*** INPUT RECORDS Section Begins ***

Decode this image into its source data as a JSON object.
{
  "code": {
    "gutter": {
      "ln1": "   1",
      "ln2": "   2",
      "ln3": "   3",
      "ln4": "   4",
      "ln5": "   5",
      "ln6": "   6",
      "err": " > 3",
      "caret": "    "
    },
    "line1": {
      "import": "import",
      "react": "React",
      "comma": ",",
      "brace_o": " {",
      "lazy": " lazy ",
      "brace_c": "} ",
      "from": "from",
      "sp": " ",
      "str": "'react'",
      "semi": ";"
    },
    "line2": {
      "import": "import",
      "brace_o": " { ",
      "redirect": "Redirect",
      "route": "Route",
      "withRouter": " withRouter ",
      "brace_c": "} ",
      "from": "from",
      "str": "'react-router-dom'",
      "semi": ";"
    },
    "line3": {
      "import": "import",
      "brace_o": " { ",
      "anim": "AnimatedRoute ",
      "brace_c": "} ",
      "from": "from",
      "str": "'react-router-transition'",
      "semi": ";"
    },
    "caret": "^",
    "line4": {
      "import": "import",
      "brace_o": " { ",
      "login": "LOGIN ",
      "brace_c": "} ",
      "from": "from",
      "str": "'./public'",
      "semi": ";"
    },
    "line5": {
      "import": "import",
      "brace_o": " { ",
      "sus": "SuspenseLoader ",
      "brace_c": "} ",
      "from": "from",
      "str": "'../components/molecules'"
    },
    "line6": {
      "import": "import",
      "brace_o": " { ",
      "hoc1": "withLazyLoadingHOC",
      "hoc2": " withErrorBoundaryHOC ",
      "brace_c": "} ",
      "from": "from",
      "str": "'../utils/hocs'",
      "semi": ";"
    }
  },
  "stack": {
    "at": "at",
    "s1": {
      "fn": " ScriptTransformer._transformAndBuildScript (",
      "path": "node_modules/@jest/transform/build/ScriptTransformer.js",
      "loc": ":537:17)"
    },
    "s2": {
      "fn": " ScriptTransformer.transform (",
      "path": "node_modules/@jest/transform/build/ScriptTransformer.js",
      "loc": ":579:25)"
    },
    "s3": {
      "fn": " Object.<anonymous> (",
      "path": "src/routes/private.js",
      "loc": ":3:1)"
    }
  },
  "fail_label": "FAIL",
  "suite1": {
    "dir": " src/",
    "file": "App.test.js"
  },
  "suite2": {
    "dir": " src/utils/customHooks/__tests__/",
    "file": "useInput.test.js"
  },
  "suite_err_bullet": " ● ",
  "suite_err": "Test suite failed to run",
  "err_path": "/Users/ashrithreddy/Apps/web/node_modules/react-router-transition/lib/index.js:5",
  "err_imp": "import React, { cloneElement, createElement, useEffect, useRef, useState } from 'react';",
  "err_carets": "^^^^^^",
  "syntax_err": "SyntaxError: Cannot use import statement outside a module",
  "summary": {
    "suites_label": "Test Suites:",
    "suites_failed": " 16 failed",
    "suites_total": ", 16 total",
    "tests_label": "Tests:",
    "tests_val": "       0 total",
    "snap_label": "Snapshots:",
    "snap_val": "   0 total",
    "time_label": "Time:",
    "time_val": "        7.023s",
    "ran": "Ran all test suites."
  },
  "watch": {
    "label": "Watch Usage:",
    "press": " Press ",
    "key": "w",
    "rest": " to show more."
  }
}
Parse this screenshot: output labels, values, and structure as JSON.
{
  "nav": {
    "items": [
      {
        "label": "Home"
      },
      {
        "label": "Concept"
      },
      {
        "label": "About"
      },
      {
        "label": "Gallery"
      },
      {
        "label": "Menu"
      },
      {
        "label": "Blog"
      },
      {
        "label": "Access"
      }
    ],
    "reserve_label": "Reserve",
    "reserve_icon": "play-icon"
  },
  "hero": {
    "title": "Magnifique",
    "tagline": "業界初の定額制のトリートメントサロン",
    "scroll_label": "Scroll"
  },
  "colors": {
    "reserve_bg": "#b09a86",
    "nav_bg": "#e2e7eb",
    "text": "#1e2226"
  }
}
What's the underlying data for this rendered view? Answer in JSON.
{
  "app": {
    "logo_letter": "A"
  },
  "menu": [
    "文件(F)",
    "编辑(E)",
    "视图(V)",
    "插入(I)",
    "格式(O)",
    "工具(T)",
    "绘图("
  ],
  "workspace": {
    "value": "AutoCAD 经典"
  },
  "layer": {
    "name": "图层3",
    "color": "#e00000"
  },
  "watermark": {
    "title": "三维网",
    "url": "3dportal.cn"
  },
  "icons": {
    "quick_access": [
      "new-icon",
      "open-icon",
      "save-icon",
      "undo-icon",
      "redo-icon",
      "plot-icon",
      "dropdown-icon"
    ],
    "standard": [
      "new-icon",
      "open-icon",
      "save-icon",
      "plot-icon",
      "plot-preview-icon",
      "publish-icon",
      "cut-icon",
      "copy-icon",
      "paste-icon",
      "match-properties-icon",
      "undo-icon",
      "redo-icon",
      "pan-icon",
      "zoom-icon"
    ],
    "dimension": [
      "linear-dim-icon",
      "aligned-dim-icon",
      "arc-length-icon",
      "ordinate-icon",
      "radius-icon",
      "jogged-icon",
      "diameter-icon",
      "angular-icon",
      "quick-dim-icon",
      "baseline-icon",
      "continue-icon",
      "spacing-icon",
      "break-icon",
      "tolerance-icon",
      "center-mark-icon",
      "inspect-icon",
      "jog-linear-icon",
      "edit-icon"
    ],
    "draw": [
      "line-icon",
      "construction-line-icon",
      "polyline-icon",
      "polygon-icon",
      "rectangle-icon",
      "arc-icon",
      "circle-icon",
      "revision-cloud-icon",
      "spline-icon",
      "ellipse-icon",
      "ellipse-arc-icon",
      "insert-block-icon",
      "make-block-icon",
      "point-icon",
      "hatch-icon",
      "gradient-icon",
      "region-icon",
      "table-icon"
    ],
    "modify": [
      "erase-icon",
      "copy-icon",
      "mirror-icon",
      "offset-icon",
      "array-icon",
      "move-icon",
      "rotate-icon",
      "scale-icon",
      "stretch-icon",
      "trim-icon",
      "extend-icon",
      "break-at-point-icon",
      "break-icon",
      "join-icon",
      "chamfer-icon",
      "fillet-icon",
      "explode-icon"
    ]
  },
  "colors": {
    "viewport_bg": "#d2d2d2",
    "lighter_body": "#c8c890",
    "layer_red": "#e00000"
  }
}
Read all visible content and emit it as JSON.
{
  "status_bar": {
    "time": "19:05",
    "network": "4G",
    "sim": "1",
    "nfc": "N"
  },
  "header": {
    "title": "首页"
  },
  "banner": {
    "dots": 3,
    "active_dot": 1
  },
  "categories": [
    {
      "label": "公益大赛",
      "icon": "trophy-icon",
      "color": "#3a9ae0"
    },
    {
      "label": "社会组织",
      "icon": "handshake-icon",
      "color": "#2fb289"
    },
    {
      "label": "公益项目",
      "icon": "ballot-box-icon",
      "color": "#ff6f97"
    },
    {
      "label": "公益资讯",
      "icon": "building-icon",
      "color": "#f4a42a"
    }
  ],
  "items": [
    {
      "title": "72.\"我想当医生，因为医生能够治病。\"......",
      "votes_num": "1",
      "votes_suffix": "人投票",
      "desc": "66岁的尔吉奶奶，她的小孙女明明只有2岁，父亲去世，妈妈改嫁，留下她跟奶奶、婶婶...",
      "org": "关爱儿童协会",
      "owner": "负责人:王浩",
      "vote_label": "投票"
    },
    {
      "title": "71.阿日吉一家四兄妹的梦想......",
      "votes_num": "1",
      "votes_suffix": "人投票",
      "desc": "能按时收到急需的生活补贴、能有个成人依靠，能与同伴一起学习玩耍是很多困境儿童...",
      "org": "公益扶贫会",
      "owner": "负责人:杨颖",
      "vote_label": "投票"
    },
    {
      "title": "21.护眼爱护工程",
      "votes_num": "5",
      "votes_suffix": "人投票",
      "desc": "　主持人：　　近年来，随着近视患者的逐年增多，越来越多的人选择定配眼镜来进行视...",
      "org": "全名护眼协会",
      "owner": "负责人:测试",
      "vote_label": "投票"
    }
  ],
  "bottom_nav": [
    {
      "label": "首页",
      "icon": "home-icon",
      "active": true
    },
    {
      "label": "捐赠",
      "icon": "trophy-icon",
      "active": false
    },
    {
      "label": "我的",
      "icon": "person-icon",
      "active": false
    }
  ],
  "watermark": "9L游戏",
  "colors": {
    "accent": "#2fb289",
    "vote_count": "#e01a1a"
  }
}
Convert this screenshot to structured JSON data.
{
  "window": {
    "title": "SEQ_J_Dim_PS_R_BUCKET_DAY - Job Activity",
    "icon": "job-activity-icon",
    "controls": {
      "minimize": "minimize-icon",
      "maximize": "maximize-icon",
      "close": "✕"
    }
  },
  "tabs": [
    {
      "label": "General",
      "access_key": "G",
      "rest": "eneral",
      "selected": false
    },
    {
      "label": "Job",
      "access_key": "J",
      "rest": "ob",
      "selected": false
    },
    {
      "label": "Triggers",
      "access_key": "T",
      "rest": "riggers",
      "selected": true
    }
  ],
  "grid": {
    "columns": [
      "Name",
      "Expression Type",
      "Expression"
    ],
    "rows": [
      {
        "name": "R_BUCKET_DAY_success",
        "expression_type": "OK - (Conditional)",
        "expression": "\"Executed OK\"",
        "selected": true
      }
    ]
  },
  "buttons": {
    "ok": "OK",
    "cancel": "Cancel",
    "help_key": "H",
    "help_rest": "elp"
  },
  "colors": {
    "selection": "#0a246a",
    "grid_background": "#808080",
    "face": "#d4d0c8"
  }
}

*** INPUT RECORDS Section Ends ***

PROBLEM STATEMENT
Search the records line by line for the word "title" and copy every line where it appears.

RESPONSE AREA
    "title": "Magnifique",
    "title": "三维网",
    "title": "首页"
      "title": "72.\"我想当医生，因为医生能够治病。\"......",
      "title": "71.阿日吉一家四兄妹的梦想......",
      "title": "21.护眼爱护工程",
    "title": "SEQ_J_Dim_PS_R_BUCKET_DAY - Job Activity",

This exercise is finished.